**** Material supplied ****

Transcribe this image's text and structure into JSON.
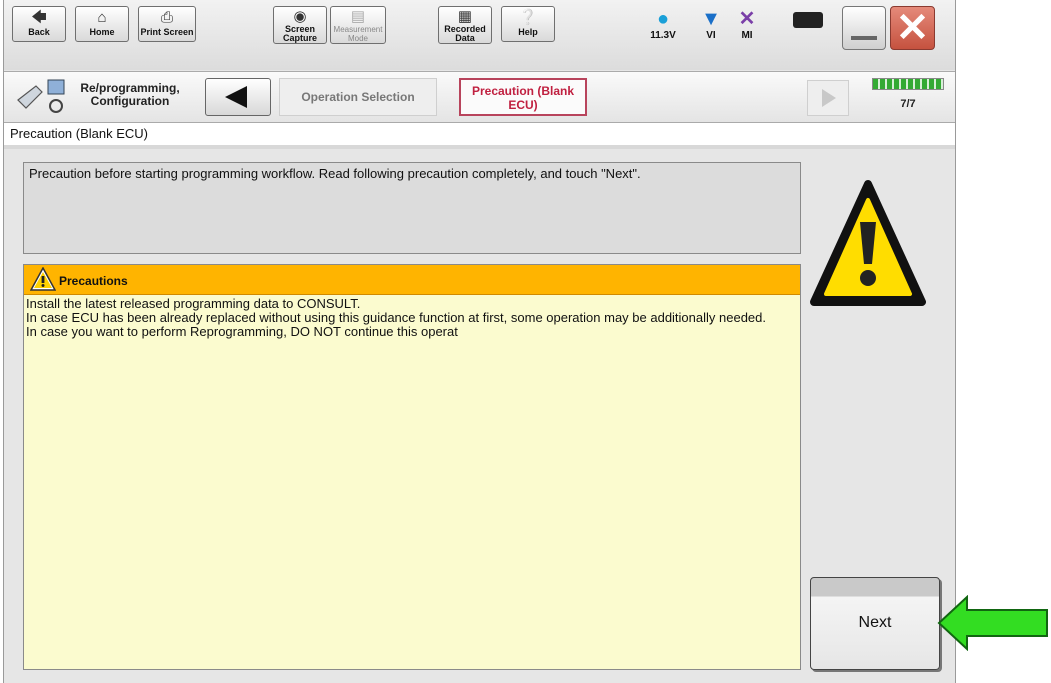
{
  "toolbar": {
    "buttons": [
      {
        "label": "Back"
      },
      {
        "label": "Home"
      },
      {
        "label": "Print Screen"
      },
      {
        "label": "Screen\nCapture"
      },
      {
        "label": "Measurement\nMode"
      },
      {
        "label": "Recorded\nData"
      },
      {
        "label": "Help"
      }
    ],
    "status": {
      "battery_voltage": "11.3V",
      "vi_label": "VI",
      "mi_label": "MI"
    }
  },
  "breadcrumb": {
    "section_label": "Re/programming,\nConfiguration",
    "operation_selection": "Operation Selection",
    "precaution": "Precaution (Blank\nECU)",
    "step_counter": "7/7",
    "progress_fraction": 1.0
  },
  "page": {
    "title": "Precaution (Blank ECU)",
    "instruction": "Precaution before starting programming workflow. Read following precaution completely, and touch \"Next\".",
    "precautions": {
      "title": "Precautions",
      "lines": [
        "Install the latest released programming data to CONSULT.",
        "In case ECU has been already replaced without using this guidance function at first, some operation may be additionally needed.",
        "In case you want to perform Reprogramming, DO NOT continue this operat"
      ]
    },
    "next_label": "Next"
  },
  "colors": {
    "precaution_header": "#ffb400",
    "precaution_body": "#fbfbcf",
    "active_crumb_text": "#c02040",
    "callout_arrow": "#33dd22"
  }
}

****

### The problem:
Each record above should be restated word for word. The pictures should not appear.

### Written response:
Transcribe this image's text and structure into JSON.
{
  "toolbar": {
    "buttons": [
      {
        "label": "Back"
      },
      {
        "label": "Home"
      },
      {
        "label": "Print Screen"
      },
      {
        "label": "Screen\nCapture"
      },
      {
        "label": "Measurement\nMode"
      },
      {
        "label": "Recorded\nData"
      },
      {
        "label": "Help"
      }
    ],
    "status": {
      "battery_voltage": "11.3V",
      "vi_label": "VI",
      "mi_label": "MI"
    }
  },
  "breadcrumb": {
    "section_label": "Re/programming,\nConfiguration",
    "operation_selection": "Operation Selection",
    "precaution": "Precaution (Blank\nECU)",
    "step_counter": "7/7",
    "progress_fraction": 1.0
  },
  "page": {
    "title": "Precaution (Blank ECU)",
    "instruction": "Precaution before starting programming workflow. Read following precaution completely, and touch \"Next\".",
    "precautions": {
      "title": "Precautions",
      "lines": [
        "Install the latest released programming data to CONSULT.",
        "In case ECU has been already replaced without using this guidance function at first, some operation may be additionally needed.",
        "In case you want to perform Reprogramming, DO NOT continue this operat"
      ]
    },
    "next_label": "Next"
  },
  "colors": {
    "precaution_header": "#ffb400",
    "precaution_body": "#fbfbcf",
    "active_crumb_text": "#c02040",
    "callout_arrow": "#33dd22"
  }
}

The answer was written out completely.